Born in Luton, England, Peter Farmer's prolific career in set and costume design includes over 300 productions in dance and theater. Farmer’s first work in ballet was the design of Jack Carter's Agrionia in 1964 for Ballet Rambert. Since then he has created designs for many major ballet companies around the world, including Stuttgart Ballet, The Royal Ballet Touring Company, London Festival Ballet, The Australian Ballet, The Royal Ballet, Vienna State Opera, Birmingham Royal Ballet and the Royal Winnipeg Ballet. He made his debut with The National Ballet of Canada in 1973 when he designed Erik Bruhn and Celia Franca's production of Les Sylphides. In 1990, Farmer returned to the National Ballet to design the company's production of Robert North's Troy Game. In 1992, he designed the sets and costumes for Houston Ballet’s production of Manon. In 1995, The Australian Ballet unveiled Farmer’s sets and costumes for their production of Madame Butterfly choreographed by Stanton Welch. Farmer continues to design for dance, creating sets and costumes for many companies across North America.

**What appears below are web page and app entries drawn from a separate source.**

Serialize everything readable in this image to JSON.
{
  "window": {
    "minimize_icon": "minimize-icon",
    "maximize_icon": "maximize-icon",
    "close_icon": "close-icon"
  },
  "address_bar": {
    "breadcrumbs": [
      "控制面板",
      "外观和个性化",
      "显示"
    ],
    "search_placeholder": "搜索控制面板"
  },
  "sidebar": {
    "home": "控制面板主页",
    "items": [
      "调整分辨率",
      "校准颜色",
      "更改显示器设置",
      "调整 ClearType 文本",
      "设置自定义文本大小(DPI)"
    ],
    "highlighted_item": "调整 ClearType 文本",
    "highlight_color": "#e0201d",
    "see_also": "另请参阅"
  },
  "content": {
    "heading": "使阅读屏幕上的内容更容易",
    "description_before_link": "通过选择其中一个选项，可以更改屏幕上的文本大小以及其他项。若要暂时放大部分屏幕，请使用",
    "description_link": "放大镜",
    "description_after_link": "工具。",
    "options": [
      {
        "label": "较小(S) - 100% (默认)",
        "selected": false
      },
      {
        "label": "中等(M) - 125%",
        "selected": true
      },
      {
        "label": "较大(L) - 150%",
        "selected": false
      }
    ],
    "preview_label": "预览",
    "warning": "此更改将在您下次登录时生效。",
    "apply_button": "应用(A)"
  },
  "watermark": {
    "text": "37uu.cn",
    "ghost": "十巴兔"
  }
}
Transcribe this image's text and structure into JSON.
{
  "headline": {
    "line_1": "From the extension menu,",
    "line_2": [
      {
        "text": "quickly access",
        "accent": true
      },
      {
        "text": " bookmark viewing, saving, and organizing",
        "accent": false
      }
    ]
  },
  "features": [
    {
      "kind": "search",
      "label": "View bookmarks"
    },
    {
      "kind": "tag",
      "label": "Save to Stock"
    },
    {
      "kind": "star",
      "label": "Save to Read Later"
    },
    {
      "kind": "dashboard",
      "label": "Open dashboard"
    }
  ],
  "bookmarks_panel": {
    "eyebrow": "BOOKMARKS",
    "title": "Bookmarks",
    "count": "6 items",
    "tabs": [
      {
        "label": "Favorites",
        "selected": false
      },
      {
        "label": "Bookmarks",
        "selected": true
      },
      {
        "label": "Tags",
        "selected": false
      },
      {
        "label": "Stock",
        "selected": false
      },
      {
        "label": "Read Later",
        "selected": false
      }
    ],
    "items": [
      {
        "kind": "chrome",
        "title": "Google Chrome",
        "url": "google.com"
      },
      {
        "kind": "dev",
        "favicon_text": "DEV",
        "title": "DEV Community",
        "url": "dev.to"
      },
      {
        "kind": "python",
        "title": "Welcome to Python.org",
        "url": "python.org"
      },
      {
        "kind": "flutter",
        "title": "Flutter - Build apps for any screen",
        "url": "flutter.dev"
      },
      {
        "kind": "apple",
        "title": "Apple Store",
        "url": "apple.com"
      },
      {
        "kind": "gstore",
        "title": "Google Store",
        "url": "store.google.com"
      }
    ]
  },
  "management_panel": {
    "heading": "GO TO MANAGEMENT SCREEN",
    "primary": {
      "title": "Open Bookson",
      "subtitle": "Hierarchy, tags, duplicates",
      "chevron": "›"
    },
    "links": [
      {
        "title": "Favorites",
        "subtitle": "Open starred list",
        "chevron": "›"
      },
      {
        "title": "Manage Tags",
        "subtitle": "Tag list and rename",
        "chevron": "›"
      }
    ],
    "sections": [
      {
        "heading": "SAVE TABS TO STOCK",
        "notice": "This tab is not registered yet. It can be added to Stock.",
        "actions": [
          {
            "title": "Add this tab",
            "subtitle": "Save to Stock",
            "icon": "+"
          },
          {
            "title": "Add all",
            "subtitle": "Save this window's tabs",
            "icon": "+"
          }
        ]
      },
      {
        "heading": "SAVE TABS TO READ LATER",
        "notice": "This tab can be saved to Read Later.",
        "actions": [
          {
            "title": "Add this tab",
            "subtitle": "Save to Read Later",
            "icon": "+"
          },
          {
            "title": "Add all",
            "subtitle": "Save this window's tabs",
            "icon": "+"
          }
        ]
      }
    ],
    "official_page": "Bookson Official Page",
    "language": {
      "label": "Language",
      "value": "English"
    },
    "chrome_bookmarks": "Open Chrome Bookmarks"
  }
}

The Joffrey Ballet is Chicago’s premier ballet company committed to artistic excellence and innovation, presenting a unique repertory encompassing masterpieces of the past and cutting-edge works of today. Founded by visionary teacher Robert Joffrey in 1956, guided by celebrated choreographer Gerald Arpino from 1988 until 2007, The Joffrey Ballet continues to thrive under Artistic Director Ashley Wheater and Executive Director Greg Cameron. The Joffrey is also committed to providing arts education and accessible dance training through its Joffrey Academy of Dance and Community Engagement programs.
The Joffrey Ballet is grateful for the support of its 2013-2014 Season Sponsors and Partners. With special thanks to La Bayadère Presenting Sponsors, Margot and Josef Lakonishok; La Bayadère Production Sponsor, Jane Ellen Murray Foundation; Abbott Fund and NIB Foundation, Co-Sponsors of the 2013-2014 Season; United Airlines, Official & Exclusive Airline; Vanguard Weiss Memorial Hospital, Chicago Center for Orthopedics, Official Healthcare Provider; AthletiCo, Official Provider of Physical Therapy; JW Marriott, Official Hotel; and MAC, Official Cosmetic Sponsor.
Robert Joffrey’s The Nutcracker returns for its seasonal run at the Auditorium Theatre, bringing Tchaikovsky’s classic score to life with dancing snowflakes, battling toys, waltzing flowers and the splendor of the full Joffrey company on stage with over 100 young dancers from the Chicagoland area. Robert Joffrey’s The Nutcracker is presented in 23 performances, December 6 – 28, 2013.
For more information on The Joffrey Ballet and its programs, please visit joffrey.org.